(Saved data entries)
══════════

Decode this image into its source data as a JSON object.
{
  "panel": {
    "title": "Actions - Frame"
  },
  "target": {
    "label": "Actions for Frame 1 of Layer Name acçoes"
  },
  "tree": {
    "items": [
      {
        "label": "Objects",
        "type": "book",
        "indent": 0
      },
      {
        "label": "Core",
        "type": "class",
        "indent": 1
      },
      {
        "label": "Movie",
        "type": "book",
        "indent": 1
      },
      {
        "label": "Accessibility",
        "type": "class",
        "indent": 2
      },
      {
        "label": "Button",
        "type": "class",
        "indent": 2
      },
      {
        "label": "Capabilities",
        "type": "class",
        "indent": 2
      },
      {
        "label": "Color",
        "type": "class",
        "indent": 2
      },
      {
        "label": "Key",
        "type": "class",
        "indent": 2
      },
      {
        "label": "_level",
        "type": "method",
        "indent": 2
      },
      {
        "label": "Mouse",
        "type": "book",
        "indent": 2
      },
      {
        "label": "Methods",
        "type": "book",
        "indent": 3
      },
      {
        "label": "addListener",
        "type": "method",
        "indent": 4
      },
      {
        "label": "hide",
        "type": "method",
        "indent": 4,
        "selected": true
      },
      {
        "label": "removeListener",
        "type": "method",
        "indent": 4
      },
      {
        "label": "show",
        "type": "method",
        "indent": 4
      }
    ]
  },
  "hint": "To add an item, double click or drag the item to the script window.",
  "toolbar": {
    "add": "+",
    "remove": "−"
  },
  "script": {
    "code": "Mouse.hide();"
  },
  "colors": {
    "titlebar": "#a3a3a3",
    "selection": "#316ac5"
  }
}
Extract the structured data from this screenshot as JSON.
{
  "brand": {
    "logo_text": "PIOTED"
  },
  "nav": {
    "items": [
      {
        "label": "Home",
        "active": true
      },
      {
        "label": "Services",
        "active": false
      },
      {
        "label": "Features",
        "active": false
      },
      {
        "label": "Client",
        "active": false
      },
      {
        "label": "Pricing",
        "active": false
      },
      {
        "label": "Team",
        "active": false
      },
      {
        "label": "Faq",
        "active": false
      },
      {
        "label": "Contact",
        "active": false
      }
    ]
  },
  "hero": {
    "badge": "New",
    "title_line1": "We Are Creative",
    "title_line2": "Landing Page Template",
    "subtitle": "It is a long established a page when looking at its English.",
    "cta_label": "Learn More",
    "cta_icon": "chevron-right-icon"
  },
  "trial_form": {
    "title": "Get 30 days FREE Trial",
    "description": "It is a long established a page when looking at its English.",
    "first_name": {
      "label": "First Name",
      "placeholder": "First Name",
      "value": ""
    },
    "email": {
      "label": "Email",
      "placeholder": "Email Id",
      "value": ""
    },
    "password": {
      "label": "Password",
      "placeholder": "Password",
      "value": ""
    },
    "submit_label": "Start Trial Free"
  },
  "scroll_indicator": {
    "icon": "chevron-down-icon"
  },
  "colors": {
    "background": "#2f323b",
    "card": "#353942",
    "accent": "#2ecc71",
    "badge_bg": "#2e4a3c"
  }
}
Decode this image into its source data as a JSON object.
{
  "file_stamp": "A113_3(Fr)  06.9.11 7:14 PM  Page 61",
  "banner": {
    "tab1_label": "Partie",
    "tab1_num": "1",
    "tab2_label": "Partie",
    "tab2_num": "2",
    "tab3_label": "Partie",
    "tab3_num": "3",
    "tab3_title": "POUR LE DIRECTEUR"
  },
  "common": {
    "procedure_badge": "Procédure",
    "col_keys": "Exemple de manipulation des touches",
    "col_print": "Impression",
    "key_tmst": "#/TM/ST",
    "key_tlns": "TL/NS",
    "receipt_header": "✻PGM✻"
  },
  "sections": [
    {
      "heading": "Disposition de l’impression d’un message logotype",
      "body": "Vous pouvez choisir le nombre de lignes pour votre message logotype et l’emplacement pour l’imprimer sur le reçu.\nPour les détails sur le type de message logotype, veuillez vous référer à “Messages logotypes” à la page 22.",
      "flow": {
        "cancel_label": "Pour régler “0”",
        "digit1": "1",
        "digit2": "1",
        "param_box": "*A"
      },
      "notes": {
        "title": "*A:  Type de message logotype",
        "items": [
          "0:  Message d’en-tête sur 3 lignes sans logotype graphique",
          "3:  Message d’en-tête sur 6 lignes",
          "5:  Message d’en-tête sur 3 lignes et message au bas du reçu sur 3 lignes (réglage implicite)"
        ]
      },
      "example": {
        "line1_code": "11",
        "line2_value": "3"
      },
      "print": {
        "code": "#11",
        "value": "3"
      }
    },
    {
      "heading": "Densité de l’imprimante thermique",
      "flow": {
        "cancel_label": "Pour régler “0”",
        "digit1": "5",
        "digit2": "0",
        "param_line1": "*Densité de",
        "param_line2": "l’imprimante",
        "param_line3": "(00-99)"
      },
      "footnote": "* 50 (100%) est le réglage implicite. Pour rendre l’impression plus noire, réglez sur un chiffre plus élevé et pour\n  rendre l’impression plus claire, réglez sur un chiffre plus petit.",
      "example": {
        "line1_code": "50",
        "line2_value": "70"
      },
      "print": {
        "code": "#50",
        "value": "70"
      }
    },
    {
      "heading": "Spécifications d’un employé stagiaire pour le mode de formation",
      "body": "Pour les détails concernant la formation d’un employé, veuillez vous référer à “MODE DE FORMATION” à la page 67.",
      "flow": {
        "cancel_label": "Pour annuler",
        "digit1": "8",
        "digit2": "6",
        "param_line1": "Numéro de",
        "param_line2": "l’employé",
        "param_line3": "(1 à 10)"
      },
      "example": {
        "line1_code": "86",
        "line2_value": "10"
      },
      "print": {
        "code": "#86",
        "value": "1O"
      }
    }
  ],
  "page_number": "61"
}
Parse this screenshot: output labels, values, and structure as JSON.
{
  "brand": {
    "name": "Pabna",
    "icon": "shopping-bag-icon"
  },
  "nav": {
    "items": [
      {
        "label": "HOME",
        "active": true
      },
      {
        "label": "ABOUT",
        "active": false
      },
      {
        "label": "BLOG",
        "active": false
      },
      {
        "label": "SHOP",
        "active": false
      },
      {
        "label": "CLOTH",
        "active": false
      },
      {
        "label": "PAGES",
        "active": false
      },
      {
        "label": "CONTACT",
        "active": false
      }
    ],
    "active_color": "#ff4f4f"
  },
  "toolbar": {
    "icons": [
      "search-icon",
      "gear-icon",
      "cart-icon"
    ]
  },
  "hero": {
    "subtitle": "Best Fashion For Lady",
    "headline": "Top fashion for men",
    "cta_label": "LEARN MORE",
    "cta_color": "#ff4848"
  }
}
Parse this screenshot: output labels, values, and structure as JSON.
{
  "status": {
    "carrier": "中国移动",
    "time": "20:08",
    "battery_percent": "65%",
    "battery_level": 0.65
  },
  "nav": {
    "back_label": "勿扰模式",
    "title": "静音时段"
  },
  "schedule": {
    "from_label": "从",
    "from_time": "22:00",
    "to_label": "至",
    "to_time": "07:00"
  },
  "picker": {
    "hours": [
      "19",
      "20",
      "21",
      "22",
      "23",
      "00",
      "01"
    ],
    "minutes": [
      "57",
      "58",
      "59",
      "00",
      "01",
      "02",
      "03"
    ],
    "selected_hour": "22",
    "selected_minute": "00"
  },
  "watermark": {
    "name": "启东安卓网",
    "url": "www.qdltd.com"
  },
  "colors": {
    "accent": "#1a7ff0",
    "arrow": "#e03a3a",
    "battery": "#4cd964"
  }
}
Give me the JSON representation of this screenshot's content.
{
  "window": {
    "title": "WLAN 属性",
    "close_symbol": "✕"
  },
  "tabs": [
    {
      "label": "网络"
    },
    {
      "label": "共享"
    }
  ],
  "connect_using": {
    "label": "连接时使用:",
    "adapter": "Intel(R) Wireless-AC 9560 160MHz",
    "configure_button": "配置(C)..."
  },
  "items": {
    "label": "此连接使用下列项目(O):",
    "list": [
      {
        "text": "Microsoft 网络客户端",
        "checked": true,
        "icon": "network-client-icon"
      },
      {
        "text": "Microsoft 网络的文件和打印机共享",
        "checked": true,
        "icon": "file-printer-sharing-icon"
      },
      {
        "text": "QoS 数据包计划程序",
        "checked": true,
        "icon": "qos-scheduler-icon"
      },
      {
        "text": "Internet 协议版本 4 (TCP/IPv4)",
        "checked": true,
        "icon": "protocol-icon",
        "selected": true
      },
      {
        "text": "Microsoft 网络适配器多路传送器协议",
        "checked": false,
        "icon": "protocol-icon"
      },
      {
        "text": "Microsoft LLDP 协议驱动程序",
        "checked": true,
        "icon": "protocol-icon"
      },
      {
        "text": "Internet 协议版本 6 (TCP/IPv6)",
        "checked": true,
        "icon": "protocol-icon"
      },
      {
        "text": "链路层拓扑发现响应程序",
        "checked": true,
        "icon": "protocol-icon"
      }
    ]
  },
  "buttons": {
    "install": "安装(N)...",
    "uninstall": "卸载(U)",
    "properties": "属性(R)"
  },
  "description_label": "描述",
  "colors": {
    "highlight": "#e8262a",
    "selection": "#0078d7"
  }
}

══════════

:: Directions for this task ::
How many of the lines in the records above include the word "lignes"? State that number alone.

:: Reply to the exercise ::
4